Read part one here.
In the late 1980s, the 58 acre Village North site was owned by the province and zoning was controlled by the RMOW. Whereas the original Village development had been mainly visitor driven, Village North was envisioned as supporting the community and bringing residents and visitors together. Community workshops were held through 1988 to determine what residents wanted to see in Village North before any rezoning was planned. According to then-Director of Planning Mike Vance, one ideas was to locate facilities such as the post office, medical centre, municipal hall, library, and museum in this area. At a speaker event in 2019, landscape architect Eldon Beck described his vision for such a plan: “This was intended to gradually involve the community in shopping, recreation, coming down to the town hall, coming to the library. So it’s a sequence of community interest activities merging then with the tourism population coming the other way, so the Northlands is where these communities all come together.”
The next step, after deciding on this plan, was to divide the entire site into parcels and zone each parcel in accordance with a master plan. Together, the RMOW, Beck, and Whistler Land Company Developments (WLC) developed a master plan even more detailed than that created for the first Village site, including not just the purpose of each parcel but also the individual elements of each building. According to Vance, this level of detail led to ” the largest single deposit in the land registry office’s history,” requiring most of a day to sign all of the documents involved. Council voted to approve the zoning bylaws for Village North on August 14, 1989 and by the end of 1990 WLC began selling development parcels. According to Mayor Drew Meredith, it took some time for Village North to get going and it remained “a weed patch” until developers such as Nat Bosa decided they wanted to be involved.

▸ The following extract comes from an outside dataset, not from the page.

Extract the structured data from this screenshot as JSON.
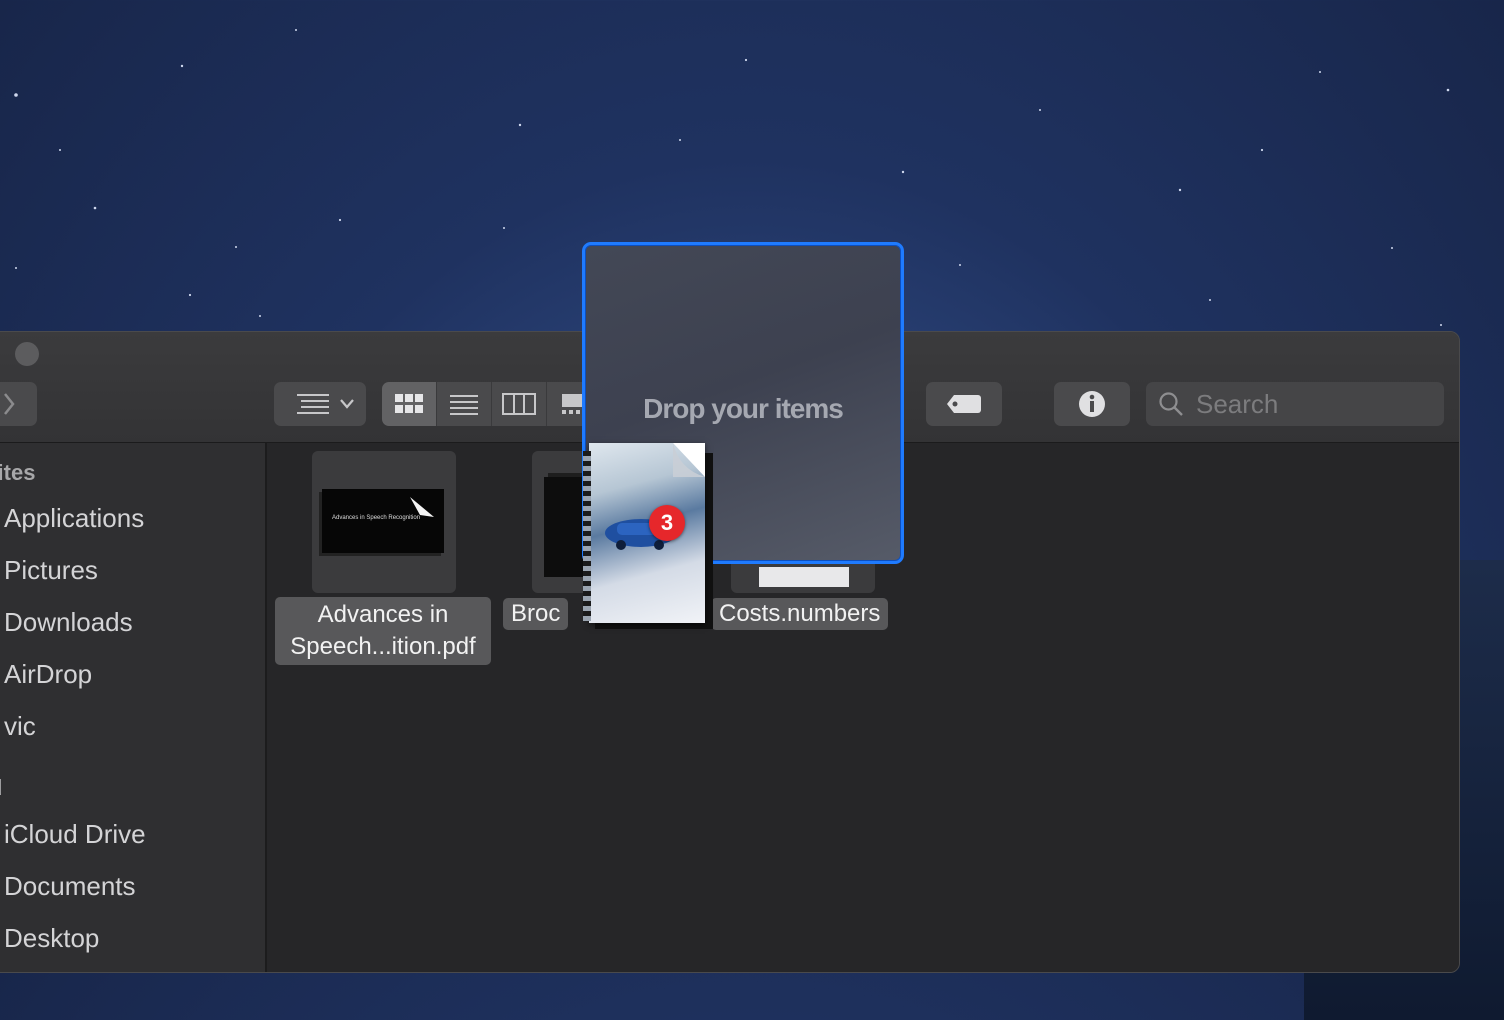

Once it got going, however, work progressed quickly; Vance recalled a year when up to eleven cranes were up on the Village North site. Looking back in 1997, WLC President Jim Switzer said that the development of a master plan and the completed zoning provided stability and certainly for developers who knew exactly what was expected of them and for the RMOW who could plan for the future based on a clear picture of how development would proceed. In 1993, Mayor Ted Nebbeling cut the ribbon of the bridge over Village Gate Boulevard, officially connecting the Village Stroll through Village North. By 1997, of the development parcels were sold and the entire site was expected to be completed by the end of 1999.

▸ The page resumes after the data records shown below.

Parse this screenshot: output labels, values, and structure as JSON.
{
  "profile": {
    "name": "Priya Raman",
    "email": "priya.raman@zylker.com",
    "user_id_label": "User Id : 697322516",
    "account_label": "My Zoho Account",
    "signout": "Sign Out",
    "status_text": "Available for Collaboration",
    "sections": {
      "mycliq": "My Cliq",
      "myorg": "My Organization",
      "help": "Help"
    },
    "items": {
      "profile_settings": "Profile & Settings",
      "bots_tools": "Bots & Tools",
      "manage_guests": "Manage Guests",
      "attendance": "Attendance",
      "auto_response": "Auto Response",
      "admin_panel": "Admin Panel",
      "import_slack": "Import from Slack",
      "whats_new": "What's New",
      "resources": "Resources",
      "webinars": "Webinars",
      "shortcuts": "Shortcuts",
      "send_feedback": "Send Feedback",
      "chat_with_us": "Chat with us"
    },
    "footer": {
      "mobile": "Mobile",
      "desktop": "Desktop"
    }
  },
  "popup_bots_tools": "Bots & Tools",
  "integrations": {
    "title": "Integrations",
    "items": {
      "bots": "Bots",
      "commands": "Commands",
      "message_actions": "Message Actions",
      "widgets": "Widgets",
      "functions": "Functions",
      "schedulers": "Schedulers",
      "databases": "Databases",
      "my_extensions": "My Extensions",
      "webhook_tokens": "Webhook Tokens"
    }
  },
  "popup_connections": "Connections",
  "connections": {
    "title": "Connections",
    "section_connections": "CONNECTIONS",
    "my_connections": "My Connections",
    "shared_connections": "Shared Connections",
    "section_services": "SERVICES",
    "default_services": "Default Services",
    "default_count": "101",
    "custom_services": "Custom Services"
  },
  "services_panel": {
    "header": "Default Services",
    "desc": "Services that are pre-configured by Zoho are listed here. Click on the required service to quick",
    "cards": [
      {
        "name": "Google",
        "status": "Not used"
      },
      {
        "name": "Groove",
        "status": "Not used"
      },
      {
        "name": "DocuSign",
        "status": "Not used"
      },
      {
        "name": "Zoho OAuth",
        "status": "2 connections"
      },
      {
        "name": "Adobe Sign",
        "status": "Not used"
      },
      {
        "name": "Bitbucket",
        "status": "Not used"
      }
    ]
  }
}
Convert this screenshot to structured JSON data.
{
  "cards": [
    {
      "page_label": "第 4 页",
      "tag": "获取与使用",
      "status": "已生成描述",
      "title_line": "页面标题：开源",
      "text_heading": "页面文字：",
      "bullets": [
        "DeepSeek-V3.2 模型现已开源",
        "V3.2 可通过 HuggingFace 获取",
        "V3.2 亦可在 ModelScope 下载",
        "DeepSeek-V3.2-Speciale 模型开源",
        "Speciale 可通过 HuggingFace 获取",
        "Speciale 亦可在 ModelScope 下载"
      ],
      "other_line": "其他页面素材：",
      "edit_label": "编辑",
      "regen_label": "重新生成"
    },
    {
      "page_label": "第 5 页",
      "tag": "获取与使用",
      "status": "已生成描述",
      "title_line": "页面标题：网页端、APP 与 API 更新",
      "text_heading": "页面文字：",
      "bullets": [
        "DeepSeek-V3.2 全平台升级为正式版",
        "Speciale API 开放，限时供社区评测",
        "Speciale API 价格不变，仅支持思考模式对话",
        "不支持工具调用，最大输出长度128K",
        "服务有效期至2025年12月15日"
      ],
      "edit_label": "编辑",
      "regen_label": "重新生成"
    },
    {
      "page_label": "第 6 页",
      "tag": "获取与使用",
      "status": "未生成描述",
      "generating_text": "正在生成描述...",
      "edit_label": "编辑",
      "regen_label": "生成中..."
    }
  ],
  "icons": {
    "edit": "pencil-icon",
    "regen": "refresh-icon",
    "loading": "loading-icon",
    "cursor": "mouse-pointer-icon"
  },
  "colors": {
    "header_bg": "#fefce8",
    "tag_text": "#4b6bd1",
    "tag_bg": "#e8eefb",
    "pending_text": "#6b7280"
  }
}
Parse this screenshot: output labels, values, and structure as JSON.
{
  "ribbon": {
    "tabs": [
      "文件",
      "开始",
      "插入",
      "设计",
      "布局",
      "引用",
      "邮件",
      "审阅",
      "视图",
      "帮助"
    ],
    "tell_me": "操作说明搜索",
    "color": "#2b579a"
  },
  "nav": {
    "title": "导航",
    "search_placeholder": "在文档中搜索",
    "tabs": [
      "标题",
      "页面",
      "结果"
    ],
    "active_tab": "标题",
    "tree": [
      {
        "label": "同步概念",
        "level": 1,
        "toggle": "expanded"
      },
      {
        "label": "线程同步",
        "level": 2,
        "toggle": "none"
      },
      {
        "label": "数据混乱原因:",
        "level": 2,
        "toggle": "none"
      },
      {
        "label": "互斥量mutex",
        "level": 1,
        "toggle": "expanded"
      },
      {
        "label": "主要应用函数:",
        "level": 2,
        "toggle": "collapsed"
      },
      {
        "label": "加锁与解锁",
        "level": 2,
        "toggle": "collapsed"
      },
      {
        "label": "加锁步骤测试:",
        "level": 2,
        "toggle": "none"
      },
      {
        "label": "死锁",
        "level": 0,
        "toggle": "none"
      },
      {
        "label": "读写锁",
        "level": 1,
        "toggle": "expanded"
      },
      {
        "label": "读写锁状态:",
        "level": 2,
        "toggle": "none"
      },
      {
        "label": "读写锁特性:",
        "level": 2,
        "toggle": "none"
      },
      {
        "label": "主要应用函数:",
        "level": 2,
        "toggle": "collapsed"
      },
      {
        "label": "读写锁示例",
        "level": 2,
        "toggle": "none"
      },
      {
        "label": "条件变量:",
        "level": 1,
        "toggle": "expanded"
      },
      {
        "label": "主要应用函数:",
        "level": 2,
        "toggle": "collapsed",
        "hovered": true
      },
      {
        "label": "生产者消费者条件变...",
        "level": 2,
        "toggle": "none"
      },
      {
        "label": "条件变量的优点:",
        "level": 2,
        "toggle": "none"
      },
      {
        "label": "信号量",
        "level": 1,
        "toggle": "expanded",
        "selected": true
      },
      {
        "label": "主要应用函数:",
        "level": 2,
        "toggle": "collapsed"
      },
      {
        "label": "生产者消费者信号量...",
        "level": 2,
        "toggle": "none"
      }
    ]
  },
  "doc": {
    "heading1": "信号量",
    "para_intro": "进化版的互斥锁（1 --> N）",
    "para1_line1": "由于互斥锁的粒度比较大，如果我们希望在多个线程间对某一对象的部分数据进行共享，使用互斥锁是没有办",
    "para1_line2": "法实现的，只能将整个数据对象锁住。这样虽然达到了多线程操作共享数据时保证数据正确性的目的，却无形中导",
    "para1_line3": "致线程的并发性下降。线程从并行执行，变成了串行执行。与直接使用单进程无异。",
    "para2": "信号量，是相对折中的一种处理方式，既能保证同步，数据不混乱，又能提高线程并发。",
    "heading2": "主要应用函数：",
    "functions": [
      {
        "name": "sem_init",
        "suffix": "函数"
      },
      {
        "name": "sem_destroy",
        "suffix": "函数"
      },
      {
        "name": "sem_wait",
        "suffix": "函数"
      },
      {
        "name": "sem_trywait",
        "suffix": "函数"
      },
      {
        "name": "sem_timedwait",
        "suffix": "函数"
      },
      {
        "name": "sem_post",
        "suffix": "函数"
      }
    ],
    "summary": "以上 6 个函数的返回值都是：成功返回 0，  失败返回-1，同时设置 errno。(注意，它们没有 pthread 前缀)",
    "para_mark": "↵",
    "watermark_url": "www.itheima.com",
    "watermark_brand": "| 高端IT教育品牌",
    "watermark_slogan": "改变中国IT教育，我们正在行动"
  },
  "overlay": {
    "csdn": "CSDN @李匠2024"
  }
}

Not everything in Village North went entirely smoothly. Beck’s vision was to have a series of buildings descending with the grade of the Village Stroll, but provincial regulations and the fire department required flat and level platforms, leading to a design with more steps, ramps and raised walkways than Beck wanted and narrowing the pedestrian stroll. Some developers also didn’t want to stick to the master plan. In 2019 Jim Moodie, previously a development consultant for WLC, remembered that the developer of Marketplace tried to convince them that he could “give [them] more money for [their] land” if the developer was allowed to build a one-level strip mall with parking out front and no residential units on top. Not surprisingly, the developer was told to stick to the plan.

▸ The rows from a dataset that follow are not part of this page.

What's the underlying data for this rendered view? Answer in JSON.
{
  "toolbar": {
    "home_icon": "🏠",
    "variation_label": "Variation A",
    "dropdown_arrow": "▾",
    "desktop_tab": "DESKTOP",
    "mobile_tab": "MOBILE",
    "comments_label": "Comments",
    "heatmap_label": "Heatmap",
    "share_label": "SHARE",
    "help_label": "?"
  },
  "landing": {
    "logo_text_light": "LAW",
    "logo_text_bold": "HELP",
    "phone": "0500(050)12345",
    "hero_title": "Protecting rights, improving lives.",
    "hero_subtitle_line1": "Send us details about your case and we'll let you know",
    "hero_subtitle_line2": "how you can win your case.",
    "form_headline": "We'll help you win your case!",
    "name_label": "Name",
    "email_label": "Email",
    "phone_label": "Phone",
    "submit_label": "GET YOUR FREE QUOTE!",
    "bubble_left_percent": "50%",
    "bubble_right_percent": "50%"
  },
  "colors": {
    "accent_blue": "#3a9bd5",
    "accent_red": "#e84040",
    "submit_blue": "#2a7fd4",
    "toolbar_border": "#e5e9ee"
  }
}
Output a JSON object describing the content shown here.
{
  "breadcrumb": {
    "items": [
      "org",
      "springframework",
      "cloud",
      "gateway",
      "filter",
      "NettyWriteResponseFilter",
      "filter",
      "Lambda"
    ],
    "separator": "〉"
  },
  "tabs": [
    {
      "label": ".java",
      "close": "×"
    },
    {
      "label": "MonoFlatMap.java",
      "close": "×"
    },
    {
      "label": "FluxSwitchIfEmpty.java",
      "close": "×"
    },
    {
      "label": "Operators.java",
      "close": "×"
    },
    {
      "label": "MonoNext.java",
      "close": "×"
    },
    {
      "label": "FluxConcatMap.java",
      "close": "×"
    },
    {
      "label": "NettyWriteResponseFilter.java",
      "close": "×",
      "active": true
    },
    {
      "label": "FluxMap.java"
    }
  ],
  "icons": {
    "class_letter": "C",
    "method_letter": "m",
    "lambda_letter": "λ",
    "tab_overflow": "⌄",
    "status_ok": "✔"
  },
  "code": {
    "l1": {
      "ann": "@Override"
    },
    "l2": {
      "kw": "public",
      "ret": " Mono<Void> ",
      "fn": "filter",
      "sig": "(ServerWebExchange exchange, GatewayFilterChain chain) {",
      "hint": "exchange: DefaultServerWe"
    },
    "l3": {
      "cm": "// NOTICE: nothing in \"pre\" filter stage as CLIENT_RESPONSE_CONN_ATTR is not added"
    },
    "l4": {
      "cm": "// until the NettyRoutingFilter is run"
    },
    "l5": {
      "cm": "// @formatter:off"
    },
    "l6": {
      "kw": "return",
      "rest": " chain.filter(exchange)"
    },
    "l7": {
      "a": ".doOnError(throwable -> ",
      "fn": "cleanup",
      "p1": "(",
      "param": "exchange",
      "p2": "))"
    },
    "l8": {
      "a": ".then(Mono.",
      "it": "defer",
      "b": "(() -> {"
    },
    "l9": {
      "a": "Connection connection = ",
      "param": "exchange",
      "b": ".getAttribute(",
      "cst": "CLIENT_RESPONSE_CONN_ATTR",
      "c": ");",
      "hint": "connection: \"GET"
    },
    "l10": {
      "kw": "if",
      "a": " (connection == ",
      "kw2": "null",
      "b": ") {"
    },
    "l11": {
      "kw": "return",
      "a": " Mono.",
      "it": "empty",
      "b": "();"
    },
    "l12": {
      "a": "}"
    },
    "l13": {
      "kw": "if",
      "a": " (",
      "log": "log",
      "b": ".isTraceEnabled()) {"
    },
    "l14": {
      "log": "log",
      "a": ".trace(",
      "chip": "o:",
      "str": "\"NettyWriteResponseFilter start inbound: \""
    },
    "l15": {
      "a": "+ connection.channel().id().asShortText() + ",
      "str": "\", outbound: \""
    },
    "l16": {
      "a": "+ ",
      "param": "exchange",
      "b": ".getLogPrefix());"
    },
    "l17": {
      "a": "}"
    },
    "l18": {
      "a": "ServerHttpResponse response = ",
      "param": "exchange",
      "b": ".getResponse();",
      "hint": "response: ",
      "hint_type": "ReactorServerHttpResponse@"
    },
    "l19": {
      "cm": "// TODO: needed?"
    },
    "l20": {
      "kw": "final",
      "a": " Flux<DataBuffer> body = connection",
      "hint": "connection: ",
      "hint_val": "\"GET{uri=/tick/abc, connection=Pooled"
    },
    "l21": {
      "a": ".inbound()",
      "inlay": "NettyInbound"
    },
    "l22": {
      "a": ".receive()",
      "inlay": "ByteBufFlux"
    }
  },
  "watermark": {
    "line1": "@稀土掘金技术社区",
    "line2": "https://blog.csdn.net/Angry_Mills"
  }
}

In 1997, Switzer said that the primary job of the WLC was to recover the province’s investment in Whistler. According to the calculations of Garry Watson (a Free Person of the Resort Municipality of Whistler), the province invested about $20 million in Whistler when they formed the WLC in 1983 and made around $50 million on the development of Village North. Or, as Meredith summed it up, “They got all their money back and then some” and Whistler got the extended Village we see today.